By listening to and working with entrepreneurs for many years, I have come to see a pattern that emerges and often leads to a feeling of being stuck in the following cycle:
- Entrepreneurs work long hours
- Entrepreneurs work at an intense pace
- Entrepreneurs work on fragmented and varied tasks
- Entrepreneurs work with multiple communication tools and media, leading to distraction and a loss of direction.
As a person who seeks to simplify things, I reached out to Jessica Schmidt, CEO and founder of Executive Sutra, to ask her how to best break down the elements of this old cycle, and create a different kind of rhythm:
Entrepreneurs work long hours
Quit sacrificing your health and the long term viability of your endeavor for short term goals. A project half-finished is basically a project that never started. Completions are important, and one of the best ways to ensure your business gets off of the ground, and keeps flying, is to keep disciplined daily habits. As entrepreneurs, we let go of key activities such as exercise, meditation and even healthy eating, which may seem non-essential at the time. Yet, these key activities enable us to be at our best, seek new opportunities and face challenges with energy. When we stop creating space for reflection and health, our business and our being suffer.
Entrepreneurs work at an intense pace
Breaks lead to breakthroughs, as explained by Mark Sephton, an author and coach in the UK, on a recent Executive Sutra webinar. I’ve noticed when I take what seems like a luxurious 10 minute break to stretch and get water or reprioritize my day, the work thereafter is clear and more effective. Similar to building muscle, which occurs in the repair phase after a workout, we need the rest period to integrate new thoughts and get stronger. A simple tip is to schedule 45 minute meetings instead of an hour. This way you have time between appointments to reflect, strategize, follow-up and prepare (mentally and emotionally) for the next meeting.
Entrepreneurs work on fragmented and varied tasks
The ability to focus and see a task to completion is essential. While we can feel high on the variety of activities associated with being an entrepreneur, days quickly get eaten up without focus. I recommend setting an ideal calendar, which schedules out blocks of time to work on related tasks. Perhaps you don’t check email until later, as you want the morning time (when you’re at your best) to work on big strategic projects which require more brain power.
There are also simple yoga exercises such as balancing poses, which focus the mind, and breathing techniques to increase your stamina. You can find 25 of these powerful tools in my book The Energized Executive: How To Get Focused, Calm, and Strong.
Entrepreneurs work with multiple communication tools and media, leading to distraction and a loss of direction.

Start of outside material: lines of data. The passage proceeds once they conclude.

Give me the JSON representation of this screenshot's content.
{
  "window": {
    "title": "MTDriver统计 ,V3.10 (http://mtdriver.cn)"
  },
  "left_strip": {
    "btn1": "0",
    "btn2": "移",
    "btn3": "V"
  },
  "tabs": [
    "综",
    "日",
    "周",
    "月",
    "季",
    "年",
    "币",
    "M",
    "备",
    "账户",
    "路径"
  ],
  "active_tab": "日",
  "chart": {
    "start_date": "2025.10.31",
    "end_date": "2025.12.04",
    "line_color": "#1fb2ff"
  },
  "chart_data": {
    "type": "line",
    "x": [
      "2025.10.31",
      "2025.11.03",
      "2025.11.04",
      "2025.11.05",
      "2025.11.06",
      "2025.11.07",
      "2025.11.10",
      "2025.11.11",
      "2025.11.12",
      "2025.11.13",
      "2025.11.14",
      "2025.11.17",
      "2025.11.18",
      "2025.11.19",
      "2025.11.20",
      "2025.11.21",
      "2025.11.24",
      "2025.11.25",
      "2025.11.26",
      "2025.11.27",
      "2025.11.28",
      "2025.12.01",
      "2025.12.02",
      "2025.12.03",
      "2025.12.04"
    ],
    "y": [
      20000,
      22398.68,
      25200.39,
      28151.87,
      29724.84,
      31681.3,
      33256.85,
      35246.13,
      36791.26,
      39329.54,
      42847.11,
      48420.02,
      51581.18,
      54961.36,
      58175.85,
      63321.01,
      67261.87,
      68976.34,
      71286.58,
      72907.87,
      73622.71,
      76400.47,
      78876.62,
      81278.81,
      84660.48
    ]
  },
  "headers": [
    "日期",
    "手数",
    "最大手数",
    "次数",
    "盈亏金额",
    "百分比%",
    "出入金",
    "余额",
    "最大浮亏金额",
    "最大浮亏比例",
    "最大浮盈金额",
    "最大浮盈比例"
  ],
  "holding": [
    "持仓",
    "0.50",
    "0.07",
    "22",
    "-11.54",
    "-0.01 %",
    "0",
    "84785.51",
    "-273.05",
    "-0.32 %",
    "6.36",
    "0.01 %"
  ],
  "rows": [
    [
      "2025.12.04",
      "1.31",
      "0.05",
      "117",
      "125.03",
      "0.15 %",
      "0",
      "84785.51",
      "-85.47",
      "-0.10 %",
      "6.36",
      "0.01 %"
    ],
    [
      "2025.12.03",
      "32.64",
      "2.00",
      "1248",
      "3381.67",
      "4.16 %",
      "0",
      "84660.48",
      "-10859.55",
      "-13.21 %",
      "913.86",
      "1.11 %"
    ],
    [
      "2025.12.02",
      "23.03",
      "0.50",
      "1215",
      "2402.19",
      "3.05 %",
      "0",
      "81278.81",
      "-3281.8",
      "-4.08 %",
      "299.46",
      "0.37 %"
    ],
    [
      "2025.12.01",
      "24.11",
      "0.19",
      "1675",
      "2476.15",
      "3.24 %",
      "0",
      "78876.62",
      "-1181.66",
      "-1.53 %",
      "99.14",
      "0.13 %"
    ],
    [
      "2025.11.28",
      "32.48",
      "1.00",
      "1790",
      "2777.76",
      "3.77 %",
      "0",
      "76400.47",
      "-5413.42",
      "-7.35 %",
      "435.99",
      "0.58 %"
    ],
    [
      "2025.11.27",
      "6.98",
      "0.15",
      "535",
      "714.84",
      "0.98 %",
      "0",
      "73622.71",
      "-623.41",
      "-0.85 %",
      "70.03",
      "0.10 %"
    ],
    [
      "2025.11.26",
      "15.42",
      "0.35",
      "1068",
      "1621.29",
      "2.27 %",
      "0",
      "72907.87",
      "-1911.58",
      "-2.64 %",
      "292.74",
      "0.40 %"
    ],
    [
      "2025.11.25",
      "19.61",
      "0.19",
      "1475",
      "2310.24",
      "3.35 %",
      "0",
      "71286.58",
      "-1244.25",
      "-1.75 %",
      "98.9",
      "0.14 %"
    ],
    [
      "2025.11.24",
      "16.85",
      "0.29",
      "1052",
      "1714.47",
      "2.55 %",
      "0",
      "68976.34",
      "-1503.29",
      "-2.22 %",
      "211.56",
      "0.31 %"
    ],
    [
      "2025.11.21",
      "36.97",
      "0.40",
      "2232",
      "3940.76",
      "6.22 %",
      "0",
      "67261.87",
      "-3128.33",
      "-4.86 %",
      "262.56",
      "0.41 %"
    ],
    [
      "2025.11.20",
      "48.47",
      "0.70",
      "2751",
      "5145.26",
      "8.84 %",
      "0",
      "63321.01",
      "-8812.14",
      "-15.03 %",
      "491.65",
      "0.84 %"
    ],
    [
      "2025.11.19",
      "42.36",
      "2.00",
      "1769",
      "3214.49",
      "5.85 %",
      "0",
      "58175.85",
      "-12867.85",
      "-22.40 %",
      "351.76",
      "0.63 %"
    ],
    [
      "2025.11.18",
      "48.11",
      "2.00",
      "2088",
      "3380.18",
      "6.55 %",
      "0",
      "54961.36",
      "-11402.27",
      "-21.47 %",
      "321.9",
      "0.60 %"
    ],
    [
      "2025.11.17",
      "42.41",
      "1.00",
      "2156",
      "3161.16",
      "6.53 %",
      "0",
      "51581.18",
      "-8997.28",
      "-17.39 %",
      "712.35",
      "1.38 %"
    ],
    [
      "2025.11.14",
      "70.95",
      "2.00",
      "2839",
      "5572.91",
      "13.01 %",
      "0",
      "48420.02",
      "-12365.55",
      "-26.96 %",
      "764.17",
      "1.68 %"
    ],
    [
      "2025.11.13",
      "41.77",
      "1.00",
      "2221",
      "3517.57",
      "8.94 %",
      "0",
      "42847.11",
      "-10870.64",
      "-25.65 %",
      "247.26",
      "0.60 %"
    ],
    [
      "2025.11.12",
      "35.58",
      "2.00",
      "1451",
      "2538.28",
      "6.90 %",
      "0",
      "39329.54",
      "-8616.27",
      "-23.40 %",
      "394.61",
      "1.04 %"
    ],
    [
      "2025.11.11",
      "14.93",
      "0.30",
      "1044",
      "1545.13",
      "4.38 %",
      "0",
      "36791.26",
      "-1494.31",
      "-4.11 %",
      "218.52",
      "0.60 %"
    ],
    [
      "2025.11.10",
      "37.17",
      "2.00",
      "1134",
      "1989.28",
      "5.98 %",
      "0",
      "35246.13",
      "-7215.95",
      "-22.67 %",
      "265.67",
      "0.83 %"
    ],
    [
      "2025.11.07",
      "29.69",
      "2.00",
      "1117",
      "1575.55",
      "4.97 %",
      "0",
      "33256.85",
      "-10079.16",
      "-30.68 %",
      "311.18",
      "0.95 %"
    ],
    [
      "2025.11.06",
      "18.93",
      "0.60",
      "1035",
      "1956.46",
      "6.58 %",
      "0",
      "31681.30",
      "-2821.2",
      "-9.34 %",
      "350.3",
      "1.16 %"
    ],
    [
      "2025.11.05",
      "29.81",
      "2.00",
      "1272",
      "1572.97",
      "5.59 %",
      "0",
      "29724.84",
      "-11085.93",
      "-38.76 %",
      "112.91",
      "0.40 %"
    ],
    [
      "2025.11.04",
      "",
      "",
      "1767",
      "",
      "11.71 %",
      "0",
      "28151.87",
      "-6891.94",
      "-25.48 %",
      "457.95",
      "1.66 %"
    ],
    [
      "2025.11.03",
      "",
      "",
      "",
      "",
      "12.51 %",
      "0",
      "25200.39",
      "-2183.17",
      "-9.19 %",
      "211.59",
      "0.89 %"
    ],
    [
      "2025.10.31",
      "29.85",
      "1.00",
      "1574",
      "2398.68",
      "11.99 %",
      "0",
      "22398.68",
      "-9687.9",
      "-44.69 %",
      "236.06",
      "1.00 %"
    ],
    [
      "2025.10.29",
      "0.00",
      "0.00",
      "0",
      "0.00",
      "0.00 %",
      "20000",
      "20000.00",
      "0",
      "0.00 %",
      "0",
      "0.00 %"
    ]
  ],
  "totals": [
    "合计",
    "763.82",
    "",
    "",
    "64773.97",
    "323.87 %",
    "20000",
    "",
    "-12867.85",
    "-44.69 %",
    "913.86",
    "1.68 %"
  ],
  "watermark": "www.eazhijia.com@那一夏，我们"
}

In my mind it’s important to know how to leverage these tools. There’s an app called Rescue Time which tracks the minutes you spend on each app. Great to use if you find yourself constantly on LinkedIn, Facebook or more. Per the note about creating the ideal calendar above, give yourself 30 minutes in the afternoon or evening for social media, then forget it until the next day. Turn off notifications. Find 2 hour chunks of time to silence or turn off your phone. Most people can wait 2 to 24 hours to hear back from you.
What can entrepreneurs do to differently break this old cycle and create a new cycle of flow?
My key tips to create a new cycle of flow:
- Meditate 10 to 20 minutes every day first thing in the morning.
- Watch your breath throughout the day. This is your fuel and the most important resource to energize (inhale) or to calm (exhale).
- Leverage an ideal calendar and to-do list with a definitive focus on the hard/important vs. easy/urgent tasks.
- Find time to play each day – 10 minutes to follow a passion. Could be working out, taking a walk, painting.
Stress is just energy that’s misdirected. Stress can be harnessed to advance your business and your own personal growth when we can align our body, mind, and spirit. For more ideas and tools from Jessica, visit ExecutiveSutra.com.
Ultimately if you don't take care of your circumstances, your circumstances may just take care of you!
Jamie is the founder of Life Work Integration, a process that integrates passion with purpose and vision. You can reach him at email@example.com & via twitter @jdouraghy